[MATERIAL SHOWN]
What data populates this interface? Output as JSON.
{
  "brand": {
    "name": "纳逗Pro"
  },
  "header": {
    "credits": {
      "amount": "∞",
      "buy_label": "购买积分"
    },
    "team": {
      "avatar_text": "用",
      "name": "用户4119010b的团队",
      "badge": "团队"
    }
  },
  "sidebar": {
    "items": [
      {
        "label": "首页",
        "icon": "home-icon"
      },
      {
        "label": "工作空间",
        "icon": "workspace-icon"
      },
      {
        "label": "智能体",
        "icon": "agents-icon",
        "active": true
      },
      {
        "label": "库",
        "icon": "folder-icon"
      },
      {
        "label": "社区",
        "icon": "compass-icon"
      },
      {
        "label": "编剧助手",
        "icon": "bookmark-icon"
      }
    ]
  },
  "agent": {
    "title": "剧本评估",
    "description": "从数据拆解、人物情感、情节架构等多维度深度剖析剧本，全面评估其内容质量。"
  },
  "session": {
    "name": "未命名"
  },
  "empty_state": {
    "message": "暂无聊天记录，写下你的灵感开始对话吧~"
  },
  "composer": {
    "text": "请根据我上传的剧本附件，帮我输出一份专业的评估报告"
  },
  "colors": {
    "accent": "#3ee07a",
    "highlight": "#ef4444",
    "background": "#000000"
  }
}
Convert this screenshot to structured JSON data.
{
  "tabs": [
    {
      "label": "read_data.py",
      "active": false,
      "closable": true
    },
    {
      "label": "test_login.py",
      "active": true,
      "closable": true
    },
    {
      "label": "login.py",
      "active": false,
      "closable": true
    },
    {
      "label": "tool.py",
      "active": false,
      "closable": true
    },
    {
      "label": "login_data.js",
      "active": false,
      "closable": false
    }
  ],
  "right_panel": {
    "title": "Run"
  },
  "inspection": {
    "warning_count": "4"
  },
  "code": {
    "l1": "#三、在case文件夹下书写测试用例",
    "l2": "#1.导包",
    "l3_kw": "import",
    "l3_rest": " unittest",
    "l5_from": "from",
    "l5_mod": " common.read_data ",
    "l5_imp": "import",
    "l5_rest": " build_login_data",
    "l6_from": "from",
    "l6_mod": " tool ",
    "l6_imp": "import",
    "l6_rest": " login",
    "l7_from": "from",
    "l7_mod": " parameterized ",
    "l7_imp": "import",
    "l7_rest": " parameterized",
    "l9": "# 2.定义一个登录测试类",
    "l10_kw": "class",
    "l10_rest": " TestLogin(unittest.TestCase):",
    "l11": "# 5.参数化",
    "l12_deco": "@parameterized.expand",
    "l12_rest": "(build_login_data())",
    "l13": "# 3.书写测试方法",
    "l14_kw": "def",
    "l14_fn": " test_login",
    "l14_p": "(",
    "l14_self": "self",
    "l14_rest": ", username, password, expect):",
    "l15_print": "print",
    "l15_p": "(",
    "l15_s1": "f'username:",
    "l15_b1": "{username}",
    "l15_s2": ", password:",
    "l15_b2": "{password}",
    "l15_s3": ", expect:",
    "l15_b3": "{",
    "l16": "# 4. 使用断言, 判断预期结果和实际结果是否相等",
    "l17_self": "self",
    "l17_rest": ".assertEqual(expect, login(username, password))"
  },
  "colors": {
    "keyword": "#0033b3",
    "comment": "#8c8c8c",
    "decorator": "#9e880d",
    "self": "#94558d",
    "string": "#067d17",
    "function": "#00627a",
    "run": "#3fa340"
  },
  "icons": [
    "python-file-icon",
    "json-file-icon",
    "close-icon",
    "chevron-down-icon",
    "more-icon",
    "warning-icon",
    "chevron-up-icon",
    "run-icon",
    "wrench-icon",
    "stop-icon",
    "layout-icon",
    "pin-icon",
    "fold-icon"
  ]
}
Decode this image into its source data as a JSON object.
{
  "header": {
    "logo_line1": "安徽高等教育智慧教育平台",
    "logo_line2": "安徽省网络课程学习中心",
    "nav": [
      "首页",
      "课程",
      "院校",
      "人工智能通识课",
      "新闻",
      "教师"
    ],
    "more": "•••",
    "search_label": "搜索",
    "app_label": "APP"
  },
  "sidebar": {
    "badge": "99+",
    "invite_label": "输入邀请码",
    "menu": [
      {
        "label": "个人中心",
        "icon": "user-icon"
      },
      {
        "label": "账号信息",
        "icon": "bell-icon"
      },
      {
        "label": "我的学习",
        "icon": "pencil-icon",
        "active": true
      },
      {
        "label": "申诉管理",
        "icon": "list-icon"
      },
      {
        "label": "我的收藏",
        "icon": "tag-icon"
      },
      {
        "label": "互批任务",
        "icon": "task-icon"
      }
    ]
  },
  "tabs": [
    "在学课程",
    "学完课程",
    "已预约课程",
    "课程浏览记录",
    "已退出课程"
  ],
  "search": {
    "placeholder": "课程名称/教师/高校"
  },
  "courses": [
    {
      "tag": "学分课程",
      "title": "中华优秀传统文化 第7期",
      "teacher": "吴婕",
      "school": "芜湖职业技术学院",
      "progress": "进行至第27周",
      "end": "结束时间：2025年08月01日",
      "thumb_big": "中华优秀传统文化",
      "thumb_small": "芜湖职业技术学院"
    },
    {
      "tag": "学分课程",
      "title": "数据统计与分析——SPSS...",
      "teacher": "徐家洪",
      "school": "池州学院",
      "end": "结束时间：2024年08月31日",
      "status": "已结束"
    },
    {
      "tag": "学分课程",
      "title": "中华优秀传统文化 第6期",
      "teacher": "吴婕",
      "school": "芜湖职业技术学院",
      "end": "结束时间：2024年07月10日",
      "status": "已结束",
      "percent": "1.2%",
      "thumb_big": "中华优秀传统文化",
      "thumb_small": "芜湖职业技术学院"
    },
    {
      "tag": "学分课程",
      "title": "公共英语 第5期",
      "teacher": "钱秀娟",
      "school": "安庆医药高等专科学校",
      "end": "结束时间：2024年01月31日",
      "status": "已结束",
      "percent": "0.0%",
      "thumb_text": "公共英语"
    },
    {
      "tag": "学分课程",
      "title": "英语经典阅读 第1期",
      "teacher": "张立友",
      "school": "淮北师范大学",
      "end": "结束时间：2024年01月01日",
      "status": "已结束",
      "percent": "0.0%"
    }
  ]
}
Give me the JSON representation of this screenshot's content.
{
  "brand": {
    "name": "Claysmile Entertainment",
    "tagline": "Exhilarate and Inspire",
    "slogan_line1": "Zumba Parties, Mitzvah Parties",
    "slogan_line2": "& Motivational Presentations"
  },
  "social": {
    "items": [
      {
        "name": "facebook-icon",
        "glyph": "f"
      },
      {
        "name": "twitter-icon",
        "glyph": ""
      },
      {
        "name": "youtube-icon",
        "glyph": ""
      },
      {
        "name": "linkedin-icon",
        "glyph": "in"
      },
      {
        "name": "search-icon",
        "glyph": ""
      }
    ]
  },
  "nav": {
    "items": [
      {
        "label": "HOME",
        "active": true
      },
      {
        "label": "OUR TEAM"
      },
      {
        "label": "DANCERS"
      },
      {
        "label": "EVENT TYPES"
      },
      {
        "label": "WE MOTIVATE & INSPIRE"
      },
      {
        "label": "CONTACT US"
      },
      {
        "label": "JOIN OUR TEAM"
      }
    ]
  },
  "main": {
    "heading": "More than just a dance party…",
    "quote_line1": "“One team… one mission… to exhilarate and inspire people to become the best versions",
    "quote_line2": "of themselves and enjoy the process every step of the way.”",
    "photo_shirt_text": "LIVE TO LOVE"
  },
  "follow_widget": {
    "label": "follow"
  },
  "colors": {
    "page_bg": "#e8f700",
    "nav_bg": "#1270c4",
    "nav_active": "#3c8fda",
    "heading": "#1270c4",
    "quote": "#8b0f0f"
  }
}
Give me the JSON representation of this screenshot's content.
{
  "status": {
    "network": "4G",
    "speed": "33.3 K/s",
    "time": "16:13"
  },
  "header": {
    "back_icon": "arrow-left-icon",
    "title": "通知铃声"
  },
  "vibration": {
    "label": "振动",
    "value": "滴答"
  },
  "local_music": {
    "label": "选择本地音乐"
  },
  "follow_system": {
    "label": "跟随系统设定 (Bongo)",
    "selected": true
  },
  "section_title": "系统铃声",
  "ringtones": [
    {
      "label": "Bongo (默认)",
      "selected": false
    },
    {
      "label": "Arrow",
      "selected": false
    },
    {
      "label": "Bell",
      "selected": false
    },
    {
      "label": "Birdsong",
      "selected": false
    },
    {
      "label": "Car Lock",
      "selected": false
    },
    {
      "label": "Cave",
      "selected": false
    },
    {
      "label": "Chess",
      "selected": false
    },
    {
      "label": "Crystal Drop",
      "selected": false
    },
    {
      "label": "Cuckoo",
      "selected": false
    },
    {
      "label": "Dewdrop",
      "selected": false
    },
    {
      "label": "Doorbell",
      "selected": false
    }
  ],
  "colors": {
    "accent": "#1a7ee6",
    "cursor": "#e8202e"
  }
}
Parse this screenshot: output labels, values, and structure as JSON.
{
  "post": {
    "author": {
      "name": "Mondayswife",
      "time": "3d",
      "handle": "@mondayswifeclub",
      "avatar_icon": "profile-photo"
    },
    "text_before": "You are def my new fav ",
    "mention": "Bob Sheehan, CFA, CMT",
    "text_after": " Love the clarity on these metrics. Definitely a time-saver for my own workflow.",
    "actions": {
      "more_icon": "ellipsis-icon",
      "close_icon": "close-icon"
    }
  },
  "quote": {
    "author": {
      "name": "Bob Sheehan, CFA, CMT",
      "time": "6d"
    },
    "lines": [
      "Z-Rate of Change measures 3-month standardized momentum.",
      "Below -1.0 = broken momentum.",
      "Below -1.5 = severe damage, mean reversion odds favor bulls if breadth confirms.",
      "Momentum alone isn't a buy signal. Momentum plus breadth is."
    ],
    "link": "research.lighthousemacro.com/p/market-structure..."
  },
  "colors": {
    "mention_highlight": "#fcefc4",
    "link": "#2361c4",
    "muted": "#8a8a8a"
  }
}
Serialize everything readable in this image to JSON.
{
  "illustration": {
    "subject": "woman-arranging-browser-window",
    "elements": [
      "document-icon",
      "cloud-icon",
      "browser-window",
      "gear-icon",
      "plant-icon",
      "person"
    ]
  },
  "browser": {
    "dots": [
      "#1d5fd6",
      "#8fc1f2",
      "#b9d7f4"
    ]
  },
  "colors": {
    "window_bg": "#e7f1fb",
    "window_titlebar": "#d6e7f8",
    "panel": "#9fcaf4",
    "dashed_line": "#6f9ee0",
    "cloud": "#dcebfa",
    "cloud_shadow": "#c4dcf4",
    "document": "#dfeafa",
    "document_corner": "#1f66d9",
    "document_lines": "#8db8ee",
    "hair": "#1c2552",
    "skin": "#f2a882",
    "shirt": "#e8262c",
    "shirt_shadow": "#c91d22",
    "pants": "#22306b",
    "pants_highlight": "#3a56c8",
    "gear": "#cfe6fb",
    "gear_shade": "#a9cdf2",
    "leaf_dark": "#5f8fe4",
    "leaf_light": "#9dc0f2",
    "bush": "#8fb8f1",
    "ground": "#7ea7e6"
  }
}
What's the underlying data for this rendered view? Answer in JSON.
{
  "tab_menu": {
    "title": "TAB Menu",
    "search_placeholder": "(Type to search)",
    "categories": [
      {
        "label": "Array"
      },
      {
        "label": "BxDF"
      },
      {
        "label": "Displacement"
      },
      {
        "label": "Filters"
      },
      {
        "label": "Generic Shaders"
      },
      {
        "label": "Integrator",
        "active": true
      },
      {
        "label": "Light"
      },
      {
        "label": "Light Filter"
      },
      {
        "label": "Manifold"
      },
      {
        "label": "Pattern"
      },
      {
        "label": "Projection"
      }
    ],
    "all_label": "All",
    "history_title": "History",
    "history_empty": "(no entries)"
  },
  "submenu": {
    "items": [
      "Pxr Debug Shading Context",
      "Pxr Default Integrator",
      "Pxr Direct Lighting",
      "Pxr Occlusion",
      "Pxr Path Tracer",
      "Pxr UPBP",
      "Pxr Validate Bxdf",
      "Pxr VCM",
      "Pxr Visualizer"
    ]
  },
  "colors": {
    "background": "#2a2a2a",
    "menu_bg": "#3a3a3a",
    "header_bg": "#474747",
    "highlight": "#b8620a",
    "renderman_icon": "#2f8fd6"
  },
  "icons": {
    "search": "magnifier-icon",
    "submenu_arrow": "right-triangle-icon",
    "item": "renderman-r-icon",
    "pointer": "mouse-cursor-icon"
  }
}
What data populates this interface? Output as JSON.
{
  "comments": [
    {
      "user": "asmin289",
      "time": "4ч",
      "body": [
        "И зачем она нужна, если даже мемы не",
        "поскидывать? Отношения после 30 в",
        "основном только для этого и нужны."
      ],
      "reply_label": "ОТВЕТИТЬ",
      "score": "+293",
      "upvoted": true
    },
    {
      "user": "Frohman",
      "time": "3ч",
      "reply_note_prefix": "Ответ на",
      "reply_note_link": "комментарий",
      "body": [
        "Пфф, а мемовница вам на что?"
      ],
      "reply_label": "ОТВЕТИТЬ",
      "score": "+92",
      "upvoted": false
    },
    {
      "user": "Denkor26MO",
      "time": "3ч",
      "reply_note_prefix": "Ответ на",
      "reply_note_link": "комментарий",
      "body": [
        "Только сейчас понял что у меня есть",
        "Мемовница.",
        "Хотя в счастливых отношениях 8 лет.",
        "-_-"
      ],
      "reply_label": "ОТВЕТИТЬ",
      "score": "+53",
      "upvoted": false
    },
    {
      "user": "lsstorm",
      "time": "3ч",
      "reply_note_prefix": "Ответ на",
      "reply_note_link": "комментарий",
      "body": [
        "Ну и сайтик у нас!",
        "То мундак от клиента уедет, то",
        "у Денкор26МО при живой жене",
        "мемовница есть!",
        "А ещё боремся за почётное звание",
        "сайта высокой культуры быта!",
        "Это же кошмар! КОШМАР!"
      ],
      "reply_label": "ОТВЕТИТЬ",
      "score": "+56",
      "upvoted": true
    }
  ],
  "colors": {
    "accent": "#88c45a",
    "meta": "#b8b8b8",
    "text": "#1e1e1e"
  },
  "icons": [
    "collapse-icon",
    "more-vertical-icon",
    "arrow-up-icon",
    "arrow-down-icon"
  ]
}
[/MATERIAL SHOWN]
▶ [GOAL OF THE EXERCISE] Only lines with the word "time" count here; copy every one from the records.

▶ [OUTPUT]
    "time": "16:13"
      "time": "3d",
    "text_after": " Love the clarity on these metrics. Definitely a time-saver for my own workflow.",
      "time": "6d"
      "time": "4ч",
      "time": "3ч",
      "time": "3ч",
      "time": "3ч",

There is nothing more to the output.